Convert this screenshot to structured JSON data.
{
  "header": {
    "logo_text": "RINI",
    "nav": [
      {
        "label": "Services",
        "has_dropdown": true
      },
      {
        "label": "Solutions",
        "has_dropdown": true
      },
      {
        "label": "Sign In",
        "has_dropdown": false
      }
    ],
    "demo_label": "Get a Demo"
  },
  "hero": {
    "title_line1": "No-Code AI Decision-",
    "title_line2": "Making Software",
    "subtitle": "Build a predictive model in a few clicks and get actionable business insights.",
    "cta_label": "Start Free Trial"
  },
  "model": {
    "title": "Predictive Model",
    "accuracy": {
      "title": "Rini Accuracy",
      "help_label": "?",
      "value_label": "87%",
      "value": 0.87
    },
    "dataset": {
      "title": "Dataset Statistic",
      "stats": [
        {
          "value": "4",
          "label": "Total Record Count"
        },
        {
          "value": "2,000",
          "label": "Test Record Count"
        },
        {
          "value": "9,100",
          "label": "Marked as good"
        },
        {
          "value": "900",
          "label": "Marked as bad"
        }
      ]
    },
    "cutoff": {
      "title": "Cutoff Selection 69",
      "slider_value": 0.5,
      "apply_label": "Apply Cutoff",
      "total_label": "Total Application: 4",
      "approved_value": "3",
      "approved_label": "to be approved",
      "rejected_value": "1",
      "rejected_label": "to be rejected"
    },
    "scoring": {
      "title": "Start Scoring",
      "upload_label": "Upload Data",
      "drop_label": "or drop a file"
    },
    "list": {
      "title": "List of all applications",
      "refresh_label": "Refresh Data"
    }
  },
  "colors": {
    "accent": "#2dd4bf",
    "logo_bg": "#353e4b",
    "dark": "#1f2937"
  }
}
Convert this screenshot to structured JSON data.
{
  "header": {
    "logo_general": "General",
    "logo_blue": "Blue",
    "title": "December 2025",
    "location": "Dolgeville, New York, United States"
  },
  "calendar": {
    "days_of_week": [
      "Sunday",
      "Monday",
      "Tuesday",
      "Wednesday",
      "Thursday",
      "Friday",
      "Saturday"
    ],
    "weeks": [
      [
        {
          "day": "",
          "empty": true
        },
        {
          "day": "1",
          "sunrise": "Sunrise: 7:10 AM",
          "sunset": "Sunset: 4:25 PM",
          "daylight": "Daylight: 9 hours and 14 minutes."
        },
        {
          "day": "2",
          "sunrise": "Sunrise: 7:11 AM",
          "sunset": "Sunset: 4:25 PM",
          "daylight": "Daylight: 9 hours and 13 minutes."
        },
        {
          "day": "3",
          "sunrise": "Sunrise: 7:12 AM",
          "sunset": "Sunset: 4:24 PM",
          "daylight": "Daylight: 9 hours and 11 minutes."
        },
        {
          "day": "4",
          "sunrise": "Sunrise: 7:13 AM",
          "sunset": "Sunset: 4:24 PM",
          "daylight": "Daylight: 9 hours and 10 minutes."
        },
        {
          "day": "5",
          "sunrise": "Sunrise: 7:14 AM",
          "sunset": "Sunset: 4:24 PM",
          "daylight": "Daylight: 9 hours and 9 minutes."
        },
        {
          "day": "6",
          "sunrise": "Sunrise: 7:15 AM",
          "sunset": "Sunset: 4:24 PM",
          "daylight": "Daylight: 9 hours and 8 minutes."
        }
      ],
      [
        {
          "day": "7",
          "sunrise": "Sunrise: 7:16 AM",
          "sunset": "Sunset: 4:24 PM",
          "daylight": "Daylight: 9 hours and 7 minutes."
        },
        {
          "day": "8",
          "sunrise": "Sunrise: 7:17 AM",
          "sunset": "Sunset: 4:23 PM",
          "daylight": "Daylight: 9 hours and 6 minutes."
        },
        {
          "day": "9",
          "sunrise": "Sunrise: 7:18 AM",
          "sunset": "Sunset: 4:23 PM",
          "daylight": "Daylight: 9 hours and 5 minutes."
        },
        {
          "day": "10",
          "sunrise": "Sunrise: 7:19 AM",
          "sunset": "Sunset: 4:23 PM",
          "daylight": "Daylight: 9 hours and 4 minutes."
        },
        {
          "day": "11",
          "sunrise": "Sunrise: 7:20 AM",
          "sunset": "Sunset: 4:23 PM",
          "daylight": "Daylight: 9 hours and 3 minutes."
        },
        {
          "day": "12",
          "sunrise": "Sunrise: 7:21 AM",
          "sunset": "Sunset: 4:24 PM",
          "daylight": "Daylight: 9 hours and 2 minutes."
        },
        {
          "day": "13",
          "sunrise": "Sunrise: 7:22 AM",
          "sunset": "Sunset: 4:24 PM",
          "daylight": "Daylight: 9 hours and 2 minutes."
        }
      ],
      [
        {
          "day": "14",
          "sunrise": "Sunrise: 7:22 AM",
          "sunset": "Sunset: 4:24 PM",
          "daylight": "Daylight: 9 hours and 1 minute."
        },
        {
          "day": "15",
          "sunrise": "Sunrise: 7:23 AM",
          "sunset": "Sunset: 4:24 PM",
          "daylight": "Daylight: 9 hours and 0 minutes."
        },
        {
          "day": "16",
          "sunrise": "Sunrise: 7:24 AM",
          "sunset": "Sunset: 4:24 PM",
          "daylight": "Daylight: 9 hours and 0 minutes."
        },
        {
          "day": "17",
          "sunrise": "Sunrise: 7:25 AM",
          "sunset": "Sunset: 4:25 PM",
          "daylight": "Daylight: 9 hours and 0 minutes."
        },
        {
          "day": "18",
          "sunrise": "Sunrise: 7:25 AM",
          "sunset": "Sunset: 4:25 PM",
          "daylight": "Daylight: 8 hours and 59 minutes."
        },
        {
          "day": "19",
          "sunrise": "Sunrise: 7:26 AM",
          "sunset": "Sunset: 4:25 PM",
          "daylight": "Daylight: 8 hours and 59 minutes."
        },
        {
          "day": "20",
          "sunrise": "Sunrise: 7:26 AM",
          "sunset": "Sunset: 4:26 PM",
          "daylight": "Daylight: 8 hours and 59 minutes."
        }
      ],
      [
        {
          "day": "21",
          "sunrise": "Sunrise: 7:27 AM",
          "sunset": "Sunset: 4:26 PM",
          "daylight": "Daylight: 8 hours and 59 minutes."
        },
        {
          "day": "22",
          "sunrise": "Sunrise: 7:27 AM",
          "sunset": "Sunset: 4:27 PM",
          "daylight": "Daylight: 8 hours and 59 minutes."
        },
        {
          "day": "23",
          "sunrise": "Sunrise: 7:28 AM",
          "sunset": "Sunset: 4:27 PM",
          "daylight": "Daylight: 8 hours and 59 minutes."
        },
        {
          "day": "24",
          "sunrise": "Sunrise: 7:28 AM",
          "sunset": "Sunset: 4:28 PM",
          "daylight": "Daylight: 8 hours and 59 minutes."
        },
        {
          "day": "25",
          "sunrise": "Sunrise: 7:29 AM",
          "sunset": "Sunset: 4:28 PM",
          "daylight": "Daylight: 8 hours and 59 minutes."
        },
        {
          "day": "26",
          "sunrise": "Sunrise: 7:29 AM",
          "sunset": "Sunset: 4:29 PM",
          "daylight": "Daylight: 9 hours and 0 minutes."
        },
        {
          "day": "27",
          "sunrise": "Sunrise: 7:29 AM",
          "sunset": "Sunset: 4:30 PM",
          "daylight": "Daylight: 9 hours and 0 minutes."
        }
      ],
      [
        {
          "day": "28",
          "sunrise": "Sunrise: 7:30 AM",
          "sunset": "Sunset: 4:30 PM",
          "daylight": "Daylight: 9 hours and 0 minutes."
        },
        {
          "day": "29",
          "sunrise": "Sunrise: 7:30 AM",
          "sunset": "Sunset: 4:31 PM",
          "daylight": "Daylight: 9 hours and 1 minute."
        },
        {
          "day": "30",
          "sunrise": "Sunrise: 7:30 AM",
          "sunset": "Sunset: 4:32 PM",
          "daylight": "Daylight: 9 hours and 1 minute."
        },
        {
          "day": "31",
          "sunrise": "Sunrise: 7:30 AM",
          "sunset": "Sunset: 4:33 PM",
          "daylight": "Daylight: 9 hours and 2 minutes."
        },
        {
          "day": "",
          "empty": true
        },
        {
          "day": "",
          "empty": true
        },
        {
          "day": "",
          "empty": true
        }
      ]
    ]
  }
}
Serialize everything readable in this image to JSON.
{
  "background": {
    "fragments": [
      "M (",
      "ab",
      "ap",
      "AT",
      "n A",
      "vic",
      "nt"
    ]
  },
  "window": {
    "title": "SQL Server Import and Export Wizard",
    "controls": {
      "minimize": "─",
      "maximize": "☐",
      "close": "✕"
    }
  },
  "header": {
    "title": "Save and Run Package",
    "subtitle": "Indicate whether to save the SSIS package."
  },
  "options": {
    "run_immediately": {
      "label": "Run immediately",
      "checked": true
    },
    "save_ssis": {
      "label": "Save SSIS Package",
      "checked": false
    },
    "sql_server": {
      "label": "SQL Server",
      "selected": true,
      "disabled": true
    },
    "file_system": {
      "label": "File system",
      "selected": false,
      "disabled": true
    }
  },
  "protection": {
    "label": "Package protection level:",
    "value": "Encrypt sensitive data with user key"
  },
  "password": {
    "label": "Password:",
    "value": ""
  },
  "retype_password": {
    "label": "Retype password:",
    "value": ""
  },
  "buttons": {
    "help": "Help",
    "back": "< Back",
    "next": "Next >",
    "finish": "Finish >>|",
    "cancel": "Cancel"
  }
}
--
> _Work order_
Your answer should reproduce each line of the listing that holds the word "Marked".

> _Written answer_
          "label": "Marked as good"
          "label": "Marked as bad"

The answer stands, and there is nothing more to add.